Source: Michigan Department of Agriculture and Rural Development

Contact: Heather Throne at 517-373-1085 or throneh@michigan.gov

Snyder: USDA Designates Michigan as Natural Disaster Area for Heat and Drought Conditions


Governor Rick Snyder today announced that the U.S. Department of Agriculture (USDA) has designated all 83 counties in Michigan as primary natural disaster areas for drought and excessive heat conditions which began in March and is ongoing.

"The federal designation will aid Michigan's farmers for crop losses due to the ongoing heat and drought conditions," said Snyder. “This disaster designation ensures our farmers and producers have access to additional federal resources to overcome Mother Nature’s challenges.”

The counties designated by USDA as natural disaster or contiguous disaster areas means that qualified farm operators are eligible for low interest emergency (EM) loans from USDA’s Farm Service Agency (FSA), provided eligibility requirements are met.

“Although we are still determining the full extent of the damage, this year’s extreme weather conditions have caused significant crop losses for Michigan’s farmers,” said Jamie Clover Adams, Michigan Department of Agriculture and Rural Development Director. “Additionally, hay production has been impacted across the state which may greatly affect our livestock industry. This federal designation provides much needed aid to Michigan’s farmers and producers to overcome the weather related challenges.”

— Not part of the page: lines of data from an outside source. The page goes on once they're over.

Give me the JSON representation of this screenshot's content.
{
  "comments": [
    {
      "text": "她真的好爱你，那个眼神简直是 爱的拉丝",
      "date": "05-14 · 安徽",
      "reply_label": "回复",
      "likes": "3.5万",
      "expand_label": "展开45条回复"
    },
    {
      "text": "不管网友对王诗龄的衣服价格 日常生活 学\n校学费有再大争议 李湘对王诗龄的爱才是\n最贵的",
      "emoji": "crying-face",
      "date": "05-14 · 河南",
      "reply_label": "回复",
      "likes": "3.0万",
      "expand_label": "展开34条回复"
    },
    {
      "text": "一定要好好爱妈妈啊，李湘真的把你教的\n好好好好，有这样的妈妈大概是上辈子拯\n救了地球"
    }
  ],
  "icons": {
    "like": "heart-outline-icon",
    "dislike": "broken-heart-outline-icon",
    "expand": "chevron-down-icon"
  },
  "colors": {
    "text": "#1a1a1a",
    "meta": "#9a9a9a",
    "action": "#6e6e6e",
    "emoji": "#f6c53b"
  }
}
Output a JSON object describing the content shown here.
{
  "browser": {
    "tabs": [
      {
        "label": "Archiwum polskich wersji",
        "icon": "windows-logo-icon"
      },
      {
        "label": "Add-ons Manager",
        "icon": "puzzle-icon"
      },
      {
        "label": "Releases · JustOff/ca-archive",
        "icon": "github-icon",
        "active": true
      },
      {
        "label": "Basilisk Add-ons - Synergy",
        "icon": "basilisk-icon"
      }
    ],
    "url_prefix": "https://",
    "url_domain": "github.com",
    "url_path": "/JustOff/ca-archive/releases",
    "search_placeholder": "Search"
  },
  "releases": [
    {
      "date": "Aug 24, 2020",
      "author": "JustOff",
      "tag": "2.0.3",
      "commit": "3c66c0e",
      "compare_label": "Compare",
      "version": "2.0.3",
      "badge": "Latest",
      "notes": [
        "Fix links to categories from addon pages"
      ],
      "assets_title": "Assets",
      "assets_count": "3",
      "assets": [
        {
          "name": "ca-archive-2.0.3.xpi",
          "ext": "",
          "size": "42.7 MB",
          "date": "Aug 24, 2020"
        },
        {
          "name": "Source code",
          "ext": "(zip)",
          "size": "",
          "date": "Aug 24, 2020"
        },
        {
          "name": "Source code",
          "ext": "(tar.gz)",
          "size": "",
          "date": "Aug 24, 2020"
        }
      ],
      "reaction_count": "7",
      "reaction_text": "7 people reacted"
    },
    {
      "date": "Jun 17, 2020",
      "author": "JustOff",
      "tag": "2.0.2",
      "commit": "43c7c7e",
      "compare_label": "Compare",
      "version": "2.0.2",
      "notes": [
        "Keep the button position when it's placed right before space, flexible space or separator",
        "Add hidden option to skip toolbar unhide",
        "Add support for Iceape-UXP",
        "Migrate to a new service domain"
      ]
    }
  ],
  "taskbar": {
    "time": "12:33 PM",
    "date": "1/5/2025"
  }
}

Farmers in eligible counties have eight months from the date of the declaration to apply for loans to help cover part of their actual losses. FSA will consider each loan application on its own merits, taking into account the extent of losses, security available and repayment ability. FSA has a variety of programs, in addition to the EM loan program, to help eligible farmers recover from adversity.

In order for Michigan to receive federal disaster status, the original crop loss estimates must be verified from harvest yield data. If losses of 30 percent or more are confirmed, and the disaster request is granted, eligible state producers will have access to USDA-FSA’s low-interest emergency loan program for up to 100 percent of their weather-related agriculture production losses. USDA-FSA is the agency responsible for compiling the official crop loss statistics and administering the federal emergency farm loan programs.

For more information on the federal emergency farm loan programs, please visit the USDA-FSA Web site at http://www.fsa.usda.gov.